_Web page and app entries_.
++++++++++++++++++++

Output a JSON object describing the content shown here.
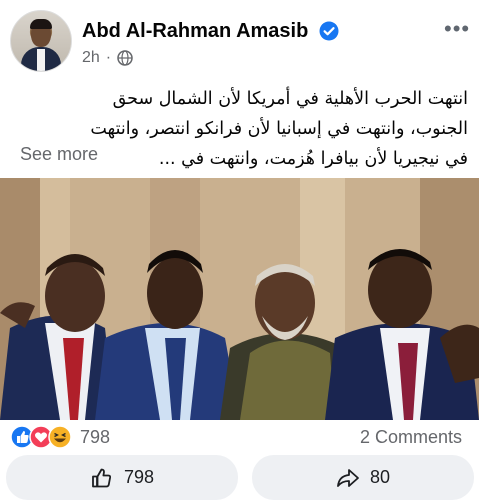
{
  "post": {
    "author": "Abd Al-Rahman Amasib",
    "time": "2h",
    "text_lines": [
      "انتهت الحرب الأهلية في أمريكا لأن الشمال سحق",
      "الجنوب، وانتهت في إسبانيا لأن فرانكو انتصر، وانتهت",
      "في نيجيريا لأن بيافرا هُزمت، وانتهت في ..."
    ],
    "see_more": "See more"
  },
  "stats": {
    "reactions_count": "798",
    "comments_label": "2 Comments"
  },
  "actions": {
    "like_count": "798",
    "share_count": "80"
  },
  "icons": {
    "verified": "verified-badge-icon",
    "audience": "globe-icon",
    "more": "more-options-icon",
    "like": "thumbs-up-icon",
    "share": "share-arrow-icon"
  },
  "colors": {
    "verified_blue": "#1877f2",
    "like_blue": "#1877f2",
    "love_red": "#f33e58",
    "haha_yellow": "#f7b125",
    "secondary_text": "#65676b",
    "button_bg": "#eef0f3"
  }
}
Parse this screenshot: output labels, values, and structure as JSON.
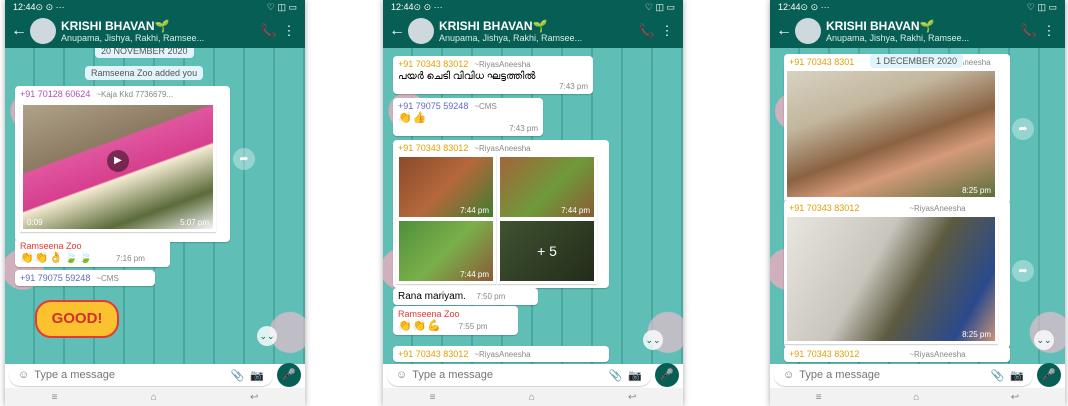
{
  "status": {
    "time": "12:44",
    "icons": "⊙ ⊙ ···",
    "right": "♡ ◫ ▭"
  },
  "header": {
    "title": "KRISHI BHAVAN",
    "leaf": "🌱",
    "back": "←",
    "call": "📞",
    "menu": "⋮"
  },
  "phones": [
    {
      "subtitle": "Anupama, Jishya, Rakhi, Ramsee...",
      "date_chip": "20 NOVEMBER 2020",
      "system_msg": "Ramseena Zoo added you",
      "msg1": {
        "sender": "+91 70128 60624",
        "alias": "~Kaja Kkd 7736679...",
        "duration": "0:09",
        "time": "5:07 pm"
      },
      "msg2": {
        "sender": "Ramseena Zoo",
        "emoji": "👏👏👌🍃🍃",
        "time": "7:16 pm"
      },
      "msg3": {
        "sender": "+91 79075 59248",
        "alias": "~CMS"
      },
      "sticker": "GOOD!"
    },
    {
      "subtitle": "Anupama, Jishya, Rakhi, Ramsee...",
      "msg1": {
        "sender": "+91 70343 83012",
        "alias": "~RiyasAneesha",
        "text": "പയർ ചെടി വിവിധ ഘട്ടത്തിൽ",
        "time": "7:43 pm"
      },
      "msg2": {
        "sender": "+91 79075 59248",
        "alias": "~CMS",
        "emoji": "👏👍",
        "time": "7:43 pm"
      },
      "msg3": {
        "sender": "+91 70343 83012",
        "alias": "~RiyasAneesha",
        "t1": "7:44 pm",
        "t2": "7:44 pm",
        "t3": "7:44 pm",
        "more": "+ 5"
      },
      "msg4": {
        "text": "Rana mariyam.",
        "time": "7:50 pm"
      },
      "msg5": {
        "sender": "Ramseena Zoo",
        "emoji": "👏👏💪",
        "time": "7:55 pm"
      },
      "msg6": {
        "sender": "+91 70343 83012",
        "alias": "~RiyasAneesha"
      }
    },
    {
      "subtitle": "Anupama, Jishya, Rakhi, Ramsee...",
      "date_chip": "1 DECEMBER 2020",
      "msg1": {
        "sender": "+91 70343 8301",
        "alias": "~RiyasAneesha",
        "time": "8:25 pm"
      },
      "msg2": {
        "sender": "+91 70343 83012",
        "alias": "~RiyasAneesha",
        "time": "8:25 pm"
      },
      "msg3": {
        "sender": "+91 70343 83012",
        "alias": "~RiyasAneesha"
      }
    }
  ],
  "input": {
    "placeholder": "Type a message"
  },
  "icons": {
    "emoji": "☺",
    "attach": "📎",
    "camera": "📷",
    "mic": "🎤",
    "forward": "➦",
    "scroll_down": "⌄⌄"
  },
  "navbar": {
    "menu": "≡",
    "home": "⌂",
    "back": "↩"
  }
}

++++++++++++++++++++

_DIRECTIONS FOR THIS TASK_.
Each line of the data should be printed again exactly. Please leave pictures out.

_RESULT FOR THIS TASK_.
Output a JSON object describing the content shown here.
{
  "post": {
    "author": "Abd Al-Rahman Amasib",
    "time": "2h",
    "text_lines": [
      "انتهت الحرب الأهلية في أمريكا لأن الشمال سحق",
      "الجنوب، وانتهت في إسبانيا لأن فرانكو انتصر، وانتهت",
      "في نيجيريا لأن بيافرا هُزمت، وانتهت في ..."
    ],
    "see_more": "See more"
  },
  "stats": {
    "reactions_count": "798",
    "comments_label": "2 Comments"
  },
  "actions": {
    "like_count": "798",
    "share_count": "80"
  },
  "icons": {
    "verified": "verified-badge-icon",
    "audience": "globe-icon",
    "more": "more-options-icon",
    "like": "thumbs-up-icon",
    "share": "share-arrow-icon"
  },
  "colors": {
    "verified_blue": "#1877f2",
    "like_blue": "#1877f2",
    "love_red": "#f33e58",
    "haha_yellow": "#f7b125",
    "secondary_text": "#65676b",
    "button_bg": "#eef0f3"
  }
}
Parse this screenshot: output labels, values, and structure as JSON.
{
  "status": {
    "time": "12:44",
    "icons": "⊙ ⊙ ···",
    "right": "♡ ◫ ▭"
  },
  "header": {
    "title": "KRISHI BHAVAN",
    "leaf": "🌱",
    "back": "←",
    "call": "📞",
    "menu": "⋮"
  },
  "phones": [
    {
      "subtitle": "Anupama, Jishya, Rakhi, Ramsee...",
      "date_chip": "20 NOVEMBER 2020",
      "system_msg": "Ramseena Zoo added you",
      "msg1": {
        "sender": "+91 70128 60624",
        "alias": "~Kaja Kkd 7736679...",
        "duration": "0:09",
        "time": "5:07 pm"
      },
      "msg2": {
        "sender": "Ramseena Zoo",
        "emoji": "👏👏👌🍃🍃",
        "time": "7:16 pm"
      },
      "msg3": {
        "sender": "+91 79075 59248",
        "alias": "~CMS"
      },
      "sticker": "GOOD!"
    },
    {
      "subtitle": "Anupama, Jishya, Rakhi, Ramsee...",
      "msg1": {
        "sender": "+91 70343 83012",
        "alias": "~RiyasAneesha",
        "text": "പയർ ചെടി വിവിധ ഘട്ടത്തിൽ",
        "time": "7:43 pm"
      },
      "msg2": {
        "sender": "+91 79075 59248",
        "alias": "~CMS",
        "emoji": "👏👍",
        "time": "7:43 pm"
      },
      "msg3": {
        "sender": "+91 70343 83012",
        "alias": "~RiyasAneesha",
        "t1": "7:44 pm",
        "t2": "7:44 pm",
        "t3": "7:44 pm",
        "more": "+ 5"
      },
      "msg4": {
        "text": "Rana mariyam.",
        "time": "7:50 pm"
      },
      "msg5": {
        "sender": "Ramseena Zoo",
        "emoji": "👏👏💪",
        "time": "7:55 pm"
      },
      "msg6": {
        "sender": "+91 70343 83012",
        "alias": "~RiyasAneesha"
      }
    },
    {
      "subtitle": "Anupama, Jishya, Rakhi, Ramsee...",
      "date_chip": "1 DECEMBER 2020",
      "msg1": {
        "sender": "+91 70343 8301",
        "alias": "~RiyasAneesha",
        "time": "8:25 pm"
      },
      "msg2": {
        "sender": "+91 70343 83012",
        "alias": "~RiyasAneesha",
        "time": "8:25 pm"
      },
      "msg3": {
        "sender": "+91 70343 83012",
        "alias": "~RiyasAneesha"
      }
    }
  ],
  "input": {
    "placeholder": "Type a message"
  },
  "icons": {
    "emoji": "☺",
    "attach": "📎",
    "camera": "📷",
    "mic": "🎤",
    "forward": "➦",
    "scroll_down": "⌄⌄"
  },
  "navbar": {
    "menu": "≡",
    "home": "⌂",
    "back": "↩"
  }
}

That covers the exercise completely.